CEMETERY: The 18th century cemetery was destroyed, matzevot were used as embankments along the Warta and for street paving and a bunker beside the river road. Embedded in the Podklasztorna bunker slope used for fuel storage for power stations, larger pieces of gravestones with clear inscriptions in Hebrew are visible. The efforts of the curator at the Museum of Regional Pyzdrach, Michael Czerniak, moved part of the matzevot from the side of the river to the museum. In 1993, a the small lapidarium was built in the cemetery with these recovered gravestones. Occasionally, more fragments show up. The wall in the museum holds a gravestone from the old Jewish cemetery from the surrounding area of Rychwale. Photos. [June 2009]

US Commission No. POCE000706
Pyzdry is in Konin voivodship at 52º10 17º41, 50 km. from Konin. Cemetery: westward off the road Pyzdry-Kalisz. Present town population is 1,000-5,000 with no Jews.

  • Town: Mayor Przemyslaw Kowalski, Urzed Miasta i Gminy, Pyzdry; ul. Magistracka 1, tel. #13.
  • Regional: Irena Sobierajska, PSOZ.
  • Interested: Regional Museum at Pyzdry.

1939 Jewish population was 960 out of 5,100 total. Community was Orthodox and Progressive/Reform. Living here were the families of Rosental, Jasinski, and Rosenkopfe. The last Jewish burial was 1930/1. No other towns or villages used this cemetery. The isolated suburban crown of a hill has no sign or marker. Reached by turning directly off a public road, access is open to all with no wall, gate, or fence. The cemetery size was 1.3 ha before WWII and 1.0 now. 1-20 stones exist; none in original location. OR 100-500 stones are not in original location with less than 25% toppled or broken. 5 small pieces are in the Regional Museum at Pyzdry. Others are in a fuel storehouse at the foot of the Cloister Hill. The 19th century granite or sandstone rough stones/boulders inscribed stones have Hebrew inscriptions. The municipality owns the property used as a forest (since 1950.) Adjacent property is agricultural and residential. The property is probably smaller than before WWII because of the planting of a forest. Rarely, local residents visit and private visitors. It was vandalized during World War II. No care or structures. Weather erosion and security (uncontrolled access) are a moderate threat. The forest now encroaches on the actual cemetery and nearby farmhouse whose previous owner acted as caretaker of the cemetery.

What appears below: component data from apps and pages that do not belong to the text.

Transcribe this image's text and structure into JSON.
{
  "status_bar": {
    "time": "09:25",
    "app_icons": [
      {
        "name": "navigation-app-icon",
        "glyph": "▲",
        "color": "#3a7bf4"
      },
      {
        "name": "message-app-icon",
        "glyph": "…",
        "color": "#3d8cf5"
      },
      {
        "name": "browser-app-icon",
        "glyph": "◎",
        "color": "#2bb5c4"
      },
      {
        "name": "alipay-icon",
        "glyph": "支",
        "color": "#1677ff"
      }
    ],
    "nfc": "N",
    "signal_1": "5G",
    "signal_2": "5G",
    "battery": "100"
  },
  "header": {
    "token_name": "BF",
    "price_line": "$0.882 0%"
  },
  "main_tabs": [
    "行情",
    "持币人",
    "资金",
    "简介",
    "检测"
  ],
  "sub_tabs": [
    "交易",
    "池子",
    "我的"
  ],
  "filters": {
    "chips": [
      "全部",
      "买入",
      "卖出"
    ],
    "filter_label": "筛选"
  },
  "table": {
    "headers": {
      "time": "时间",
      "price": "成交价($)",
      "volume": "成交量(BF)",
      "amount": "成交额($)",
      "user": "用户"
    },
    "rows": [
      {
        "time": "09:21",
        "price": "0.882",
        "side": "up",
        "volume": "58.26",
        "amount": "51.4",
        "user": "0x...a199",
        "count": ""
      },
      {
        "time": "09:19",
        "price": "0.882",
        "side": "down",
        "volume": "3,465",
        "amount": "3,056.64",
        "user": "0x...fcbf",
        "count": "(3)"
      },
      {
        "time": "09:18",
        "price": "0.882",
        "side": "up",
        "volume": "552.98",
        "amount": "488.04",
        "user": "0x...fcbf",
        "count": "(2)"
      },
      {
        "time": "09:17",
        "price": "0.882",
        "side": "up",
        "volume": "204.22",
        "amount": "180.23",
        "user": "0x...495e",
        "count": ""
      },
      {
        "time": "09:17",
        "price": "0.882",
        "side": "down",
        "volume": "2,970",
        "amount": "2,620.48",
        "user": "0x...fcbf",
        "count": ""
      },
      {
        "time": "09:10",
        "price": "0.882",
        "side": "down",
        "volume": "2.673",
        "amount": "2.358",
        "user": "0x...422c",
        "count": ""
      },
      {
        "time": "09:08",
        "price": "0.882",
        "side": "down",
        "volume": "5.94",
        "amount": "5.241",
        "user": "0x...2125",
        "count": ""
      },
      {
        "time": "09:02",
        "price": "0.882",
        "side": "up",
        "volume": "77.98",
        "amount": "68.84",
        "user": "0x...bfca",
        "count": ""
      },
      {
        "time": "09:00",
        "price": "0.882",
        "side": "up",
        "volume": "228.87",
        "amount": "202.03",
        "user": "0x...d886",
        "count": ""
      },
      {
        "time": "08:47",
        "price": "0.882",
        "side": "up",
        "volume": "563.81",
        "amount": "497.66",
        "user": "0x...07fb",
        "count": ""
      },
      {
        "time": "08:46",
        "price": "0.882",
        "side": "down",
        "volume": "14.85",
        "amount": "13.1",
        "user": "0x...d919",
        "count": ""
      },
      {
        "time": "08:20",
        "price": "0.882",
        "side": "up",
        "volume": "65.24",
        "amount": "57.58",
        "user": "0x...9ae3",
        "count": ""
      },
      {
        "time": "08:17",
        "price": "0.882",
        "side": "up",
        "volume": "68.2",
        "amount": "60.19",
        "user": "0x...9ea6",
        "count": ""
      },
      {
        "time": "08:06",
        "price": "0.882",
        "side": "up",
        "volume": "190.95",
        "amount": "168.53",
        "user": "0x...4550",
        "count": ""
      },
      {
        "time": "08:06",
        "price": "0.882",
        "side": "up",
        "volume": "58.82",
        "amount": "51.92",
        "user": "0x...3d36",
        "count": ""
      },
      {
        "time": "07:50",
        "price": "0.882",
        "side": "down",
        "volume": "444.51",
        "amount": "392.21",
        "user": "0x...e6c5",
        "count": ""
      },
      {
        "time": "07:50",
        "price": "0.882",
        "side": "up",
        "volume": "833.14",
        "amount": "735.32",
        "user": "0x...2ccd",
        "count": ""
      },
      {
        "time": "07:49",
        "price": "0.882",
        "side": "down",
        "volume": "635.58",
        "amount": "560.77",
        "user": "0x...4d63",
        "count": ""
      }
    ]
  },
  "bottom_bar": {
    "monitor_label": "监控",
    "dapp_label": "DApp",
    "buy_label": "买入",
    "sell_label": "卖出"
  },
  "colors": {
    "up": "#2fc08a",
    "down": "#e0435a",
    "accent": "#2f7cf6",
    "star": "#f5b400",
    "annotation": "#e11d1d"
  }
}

Lucja Pawlicka-Nowak, 62-510 Konin, ul. 11 Listopada 15/76, tel. 43 43 56 completed survey on August 27, 1992 using interviews, research, and literature. He visited on August 26, 1992. Interviewed were local elderly inhabitants and the director of the Regional Museum at Pyzdry, ul. Kaliska 25a.

Last Updated on Monday, 29 June 2009 02:44

(Source: iajgsjewishcemeteryproject.org) - Adapted by Private User

See also: JewishGen and JewishGen